→ **TASK DESCRIPTION**:
Without the images, reproduce each line of the material exactly.

Segment Open

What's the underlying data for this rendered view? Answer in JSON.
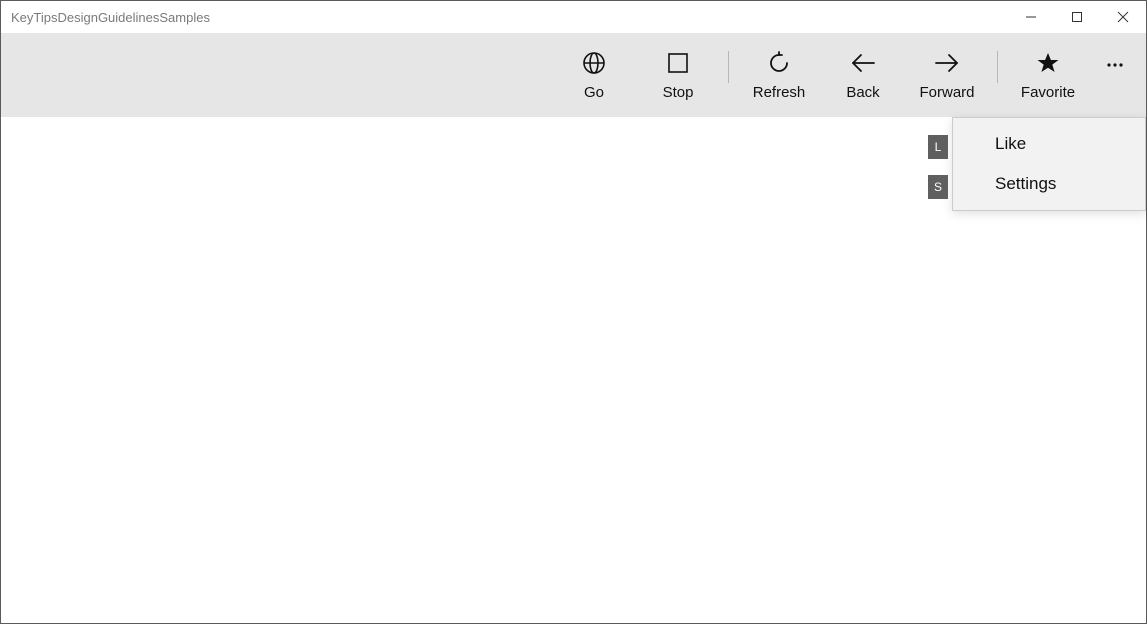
{
  "window": {
    "title": "KeyTipsDesignGuidelinesSamples"
  },
  "toolbar": {
    "items": [
      {
        "id": "go",
        "label": "Go"
      },
      {
        "id": "stop",
        "label": "Stop"
      },
      {
        "id": "refresh",
        "label": "Refresh"
      },
      {
        "id": "back",
        "label": "Back"
      },
      {
        "id": "forward",
        "label": "Forward"
      },
      {
        "id": "favorite",
        "label": "Favorite"
      }
    ]
  },
  "flyout": {
    "items": [
      {
        "key": "L",
        "label": "Like"
      },
      {
        "key": "S",
        "label": "Settings"
      }
    ]
  }
}
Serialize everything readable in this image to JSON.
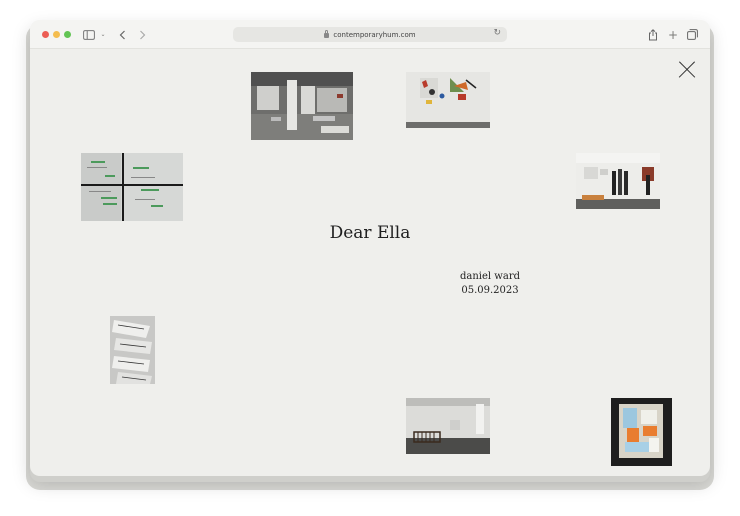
{
  "browser": {
    "url": "contemporaryhum.com",
    "traffic_lights": [
      "#ec5e55",
      "#f4bd4f",
      "#62c454"
    ]
  },
  "overlay": {
    "title": "Dear Ella",
    "author": "daniel ward",
    "date": "05.09.2023"
  },
  "thumbnails": [
    {
      "name": "gallery-room"
    },
    {
      "name": "wall-artwork"
    },
    {
      "name": "map-drawing"
    },
    {
      "name": "visitors"
    },
    {
      "name": "printed-sheets"
    },
    {
      "name": "crib-room"
    },
    {
      "name": "color-collage"
    }
  ]
}
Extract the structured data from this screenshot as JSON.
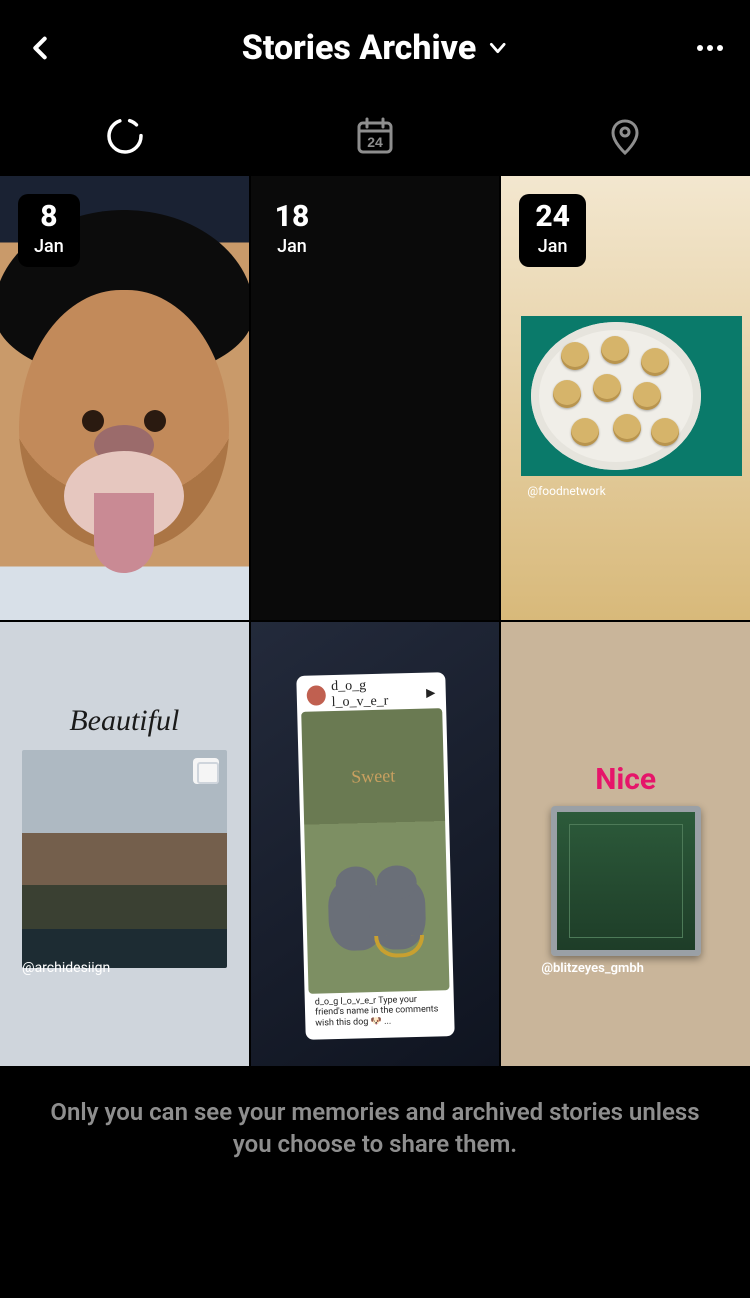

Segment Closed

→ **TASK SOLUTION**:
What's the underlying data for this rendered view? Answer in JSON.
{
  "window": {
    "title": "KeyTipsDesignGuidelinesSamples"
  },
  "toolbar": {
    "items": [
      {
        "id": "go",
        "label": "Go"
      },
      {
        "id": "stop",
        "label": "Stop"
      },
      {
        "id": "refresh",
        "label": "Refresh"
      },
      {
        "id": "back",
        "label": "Back"
      },
      {
        "id": "forward",
        "label": "Forward"
      },
      {
        "id": "favorite",
        "label": "Favorite"
      }
    ]
  },
  "flyout": {
    "items": [
      {
        "key": "L",
        "label": "Like"
      },
      {
        "key": "S",
        "label": "Settings"
      }
    ]
  }
}
Serialize everything readable in this image to JSON.
{
  "browser": {
    "url": "contemporaryhum.com",
    "traffic_lights": [
      "#ec5e55",
      "#f4bd4f",
      "#62c454"
    ]
  },
  "overlay": {
    "title": "Dear Ella",
    "author": "daniel ward",
    "date": "05.09.2023"
  },
  "thumbnails": [
    {
      "name": "gallery-room"
    },
    {
      "name": "wall-artwork"
    },
    {
      "name": "map-drawing"
    },
    {
      "name": "visitors"
    },
    {
      "name": "printed-sheets"
    },
    {
      "name": "crib-room"
    },
    {
      "name": "color-collage"
    }
  ]
}
Extract the structured data from this screenshot as JSON.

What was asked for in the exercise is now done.